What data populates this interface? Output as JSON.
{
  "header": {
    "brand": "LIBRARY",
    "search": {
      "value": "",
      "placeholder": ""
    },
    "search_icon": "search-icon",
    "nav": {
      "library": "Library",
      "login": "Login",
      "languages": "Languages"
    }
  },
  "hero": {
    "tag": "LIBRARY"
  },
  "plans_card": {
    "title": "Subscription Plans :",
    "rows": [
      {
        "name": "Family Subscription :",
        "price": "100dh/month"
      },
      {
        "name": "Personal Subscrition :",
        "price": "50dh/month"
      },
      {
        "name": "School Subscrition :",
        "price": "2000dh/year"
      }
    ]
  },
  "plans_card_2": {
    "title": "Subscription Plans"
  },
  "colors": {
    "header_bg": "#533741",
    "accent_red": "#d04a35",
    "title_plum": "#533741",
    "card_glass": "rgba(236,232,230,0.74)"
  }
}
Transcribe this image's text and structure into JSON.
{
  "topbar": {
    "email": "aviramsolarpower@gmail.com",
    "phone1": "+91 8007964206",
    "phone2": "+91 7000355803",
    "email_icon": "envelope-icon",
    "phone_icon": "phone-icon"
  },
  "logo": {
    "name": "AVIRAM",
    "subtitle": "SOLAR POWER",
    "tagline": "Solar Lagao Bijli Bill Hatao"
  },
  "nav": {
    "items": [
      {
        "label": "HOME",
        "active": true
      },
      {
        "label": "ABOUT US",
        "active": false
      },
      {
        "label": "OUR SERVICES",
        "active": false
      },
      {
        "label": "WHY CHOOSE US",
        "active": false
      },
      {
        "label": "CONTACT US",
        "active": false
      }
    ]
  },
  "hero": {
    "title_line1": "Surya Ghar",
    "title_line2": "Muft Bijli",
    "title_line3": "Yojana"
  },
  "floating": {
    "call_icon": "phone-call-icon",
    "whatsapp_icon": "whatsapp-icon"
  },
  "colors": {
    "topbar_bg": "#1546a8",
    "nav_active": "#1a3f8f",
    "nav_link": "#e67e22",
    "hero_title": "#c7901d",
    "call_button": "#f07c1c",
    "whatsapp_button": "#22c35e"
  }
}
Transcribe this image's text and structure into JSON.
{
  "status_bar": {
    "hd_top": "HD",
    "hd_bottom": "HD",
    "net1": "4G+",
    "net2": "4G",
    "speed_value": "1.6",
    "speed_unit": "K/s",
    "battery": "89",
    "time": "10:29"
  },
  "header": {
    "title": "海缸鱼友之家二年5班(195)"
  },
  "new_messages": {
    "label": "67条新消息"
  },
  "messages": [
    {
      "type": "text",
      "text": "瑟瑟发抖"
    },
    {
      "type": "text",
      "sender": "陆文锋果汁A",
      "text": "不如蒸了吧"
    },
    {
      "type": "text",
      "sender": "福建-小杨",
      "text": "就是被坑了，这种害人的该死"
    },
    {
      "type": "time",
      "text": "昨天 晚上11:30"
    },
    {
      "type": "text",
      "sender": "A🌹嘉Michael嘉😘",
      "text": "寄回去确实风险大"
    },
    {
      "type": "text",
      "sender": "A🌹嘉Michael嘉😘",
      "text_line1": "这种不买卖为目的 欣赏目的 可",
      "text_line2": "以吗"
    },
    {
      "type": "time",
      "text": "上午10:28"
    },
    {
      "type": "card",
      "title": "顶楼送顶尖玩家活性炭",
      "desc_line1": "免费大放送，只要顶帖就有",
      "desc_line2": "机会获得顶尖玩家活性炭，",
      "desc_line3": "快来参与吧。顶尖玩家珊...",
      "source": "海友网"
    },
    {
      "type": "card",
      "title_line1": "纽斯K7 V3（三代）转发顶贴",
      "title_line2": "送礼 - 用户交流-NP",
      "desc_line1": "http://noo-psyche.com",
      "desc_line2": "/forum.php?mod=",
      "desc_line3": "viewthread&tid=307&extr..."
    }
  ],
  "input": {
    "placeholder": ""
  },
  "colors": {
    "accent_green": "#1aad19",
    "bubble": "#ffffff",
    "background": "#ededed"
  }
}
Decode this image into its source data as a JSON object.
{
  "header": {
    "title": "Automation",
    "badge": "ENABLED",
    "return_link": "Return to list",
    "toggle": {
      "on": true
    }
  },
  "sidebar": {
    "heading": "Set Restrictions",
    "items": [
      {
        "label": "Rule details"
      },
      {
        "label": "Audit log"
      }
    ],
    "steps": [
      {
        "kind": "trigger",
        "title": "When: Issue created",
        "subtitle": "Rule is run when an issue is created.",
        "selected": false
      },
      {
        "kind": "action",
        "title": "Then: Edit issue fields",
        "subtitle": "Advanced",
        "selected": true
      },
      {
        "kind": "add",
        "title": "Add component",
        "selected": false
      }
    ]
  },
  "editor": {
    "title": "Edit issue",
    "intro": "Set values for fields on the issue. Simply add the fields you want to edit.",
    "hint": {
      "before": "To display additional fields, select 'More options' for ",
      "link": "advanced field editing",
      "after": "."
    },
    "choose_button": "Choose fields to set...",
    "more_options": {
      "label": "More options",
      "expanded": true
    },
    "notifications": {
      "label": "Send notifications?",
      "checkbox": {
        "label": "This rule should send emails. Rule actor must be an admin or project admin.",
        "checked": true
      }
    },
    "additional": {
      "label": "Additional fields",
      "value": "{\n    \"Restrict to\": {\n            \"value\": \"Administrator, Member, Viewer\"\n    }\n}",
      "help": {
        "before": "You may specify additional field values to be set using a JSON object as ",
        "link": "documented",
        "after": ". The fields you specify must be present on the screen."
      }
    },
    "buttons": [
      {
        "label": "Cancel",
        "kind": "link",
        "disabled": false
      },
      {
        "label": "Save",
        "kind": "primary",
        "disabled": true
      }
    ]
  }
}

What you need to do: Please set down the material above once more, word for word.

Answer box:
What data populates this interface? Output as JSON.
{
  "header": {
    "brand": "LIBRARY",
    "search": {
      "value": "",
      "placeholder": ""
    },
    "search_icon": "search-icon",
    "nav": {
      "library": "Library",
      "login": "Login",
      "languages": "Languages"
    }
  },
  "hero": {
    "tag": "LIBRARY"
  },
  "plans_card": {
    "title": "Subscription Plans :",
    "rows": [
      {
        "name": "Family Subscription :",
        "price": "100dh/month"
      },
      {
        "name": "Personal Subscrition :",
        "price": "50dh/month"
      },
      {
        "name": "School Subscrition :",
        "price": "2000dh/year"
      }
    ]
  },
  "plans_card_2": {
    "title": "Subscription Plans"
  },
  "colors": {
    "header_bg": "#533741",
    "accent_red": "#d04a35",
    "title_plum": "#533741",
    "card_glass": "rgba(236,232,230,0.74)"
  }
}
Transcribe this image's text and structure into JSON.
{
  "topbar": {
    "email": "aviramsolarpower@gmail.com",
    "phone1": "+91 8007964206",
    "phone2": "+91 7000355803",
    "email_icon": "envelope-icon",
    "phone_icon": "phone-icon"
  },
  "logo": {
    "name": "AVIRAM",
    "subtitle": "SOLAR POWER",
    "tagline": "Solar Lagao Bijli Bill Hatao"
  },
  "nav": {
    "items": [
      {
        "label": "HOME",
        "active": true
      },
      {
        "label": "ABOUT US",
        "active": false
      },
      {
        "label": "OUR SERVICES",
        "active": false
      },
      {
        "label": "WHY CHOOSE US",
        "active": false
      },
      {
        "label": "CONTACT US",
        "active": false
      }
    ]
  },
  "hero": {
    "title_line1": "Surya Ghar",
    "title_line2": "Muft Bijli",
    "title_line3": "Yojana"
  },
  "floating": {
    "call_icon": "phone-call-icon",
    "whatsapp_icon": "whatsapp-icon"
  },
  "colors": {
    "topbar_bg": "#1546a8",
    "nav_active": "#1a3f8f",
    "nav_link": "#e67e22",
    "hero_title": "#c7901d",
    "call_button": "#f07c1c",
    "whatsapp_button": "#22c35e"
  }
}
Transcribe this image's text and structure into JSON.
{
  "status_bar": {
    "hd_top": "HD",
    "hd_bottom": "HD",
    "net1": "4G+",
    "net2": "4G",
    "speed_value": "1.6",
    "speed_unit": "K/s",
    "battery": "89",
    "time": "10:29"
  },
  "header": {
    "title": "海缸鱼友之家二年5班(195)"
  },
  "new_messages": {
    "label": "67条新消息"
  },
  "messages": [
    {
      "type": "text",
      "text": "瑟瑟发抖"
    },
    {
      "type": "text",
      "sender": "陆文锋果汁A",
      "text": "不如蒸了吧"
    },
    {
      "type": "text",
      "sender": "福建-小杨",
      "text": "就是被坑了，这种害人的该死"
    },
    {
      "type": "time",
      "text": "昨天 晚上11:30"
    },
    {
      "type": "text",
      "sender": "A🌹嘉Michael嘉😘",
      "text": "寄回去确实风险大"
    },
    {
      "type": "text",
      "sender": "A🌹嘉Michael嘉😘",
      "text_line1": "这种不买卖为目的 欣赏目的 可",
      "text_line2": "以吗"
    },
    {
      "type": "time",
      "text": "上午10:28"
    },
    {
      "type": "card",
      "title": "顶楼送顶尖玩家活性炭",
      "desc_line1": "免费大放送，只要顶帖就有",
      "desc_line2": "机会获得顶尖玩家活性炭，",
      "desc_line3": "快来参与吧。顶尖玩家珊...",
      "source": "海友网"
    },
    {
      "type": "card",
      "title_line1": "纽斯K7 V3（三代）转发顶贴",
      "title_line2": "送礼 - 用户交流-NP",
      "desc_line1": "http://noo-psyche.com",
      "desc_line2": "/forum.php?mod=",
      "desc_line3": "viewthread&tid=307&extr..."
    }
  ],
  "input": {
    "placeholder": ""
  },
  "colors": {
    "accent_green": "#1aad19",
    "bubble": "#ffffff",
    "background": "#ededed"
  }
}
Decode this image into its source data as a JSON object.
{
  "header": {
    "title": "Automation",
    "badge": "ENABLED",
    "return_link": "Return to list",
    "toggle": {
      "on": true
    }
  },
  "sidebar": {
    "heading": "Set Restrictions",
    "items": [
      {
        "label": "Rule details"
      },
      {
        "label": "Audit log"
      }
    ],
    "steps": [
      {
        "kind": "trigger",
        "title": "When: Issue created",
        "subtitle": "Rule is run when an issue is created.",
        "selected": false
      },
      {
        "kind": "action",
        "title": "Then: Edit issue fields",
        "subtitle": "Advanced",
        "selected": true
      },
      {
        "kind": "add",
        "title": "Add component",
        "selected": false
      }
    ]
  },
  "editor": {
    "title": "Edit issue",
    "intro": "Set values for fields on the issue. Simply add the fields you want to edit.",
    "hint": {
      "before": "To display additional fields, select 'More options' for ",
      "link": "advanced field editing",
      "after": "."
    },
    "choose_button": "Choose fields to set...",
    "more_options": {
      "label": "More options",
      "expanded": true
    },
    "notifications": {
      "label": "Send notifications?",
      "checkbox": {
        "label": "This rule should send emails. Rule actor must be an admin or project admin.",
        "checked": true
      }
    },
    "additional": {
      "label": "Additional fields",
      "value": "{\n    \"Restrict to\": {\n            \"value\": \"Administrator, Member, Viewer\"\n    }\n}",
      "help": {
        "before": "You may specify additional field values to be set using a JSON object as ",
        "link": "documented",
        "after": ". The fields you specify must be present on the screen."
      }
    },
    "buttons": [
      {
        "label": "Cancel",
        "kind": "link",
        "disabled": false
      },
      {
        "label": "Save",
        "kind": "primary",
        "disabled": true
      }
    ]
  }
}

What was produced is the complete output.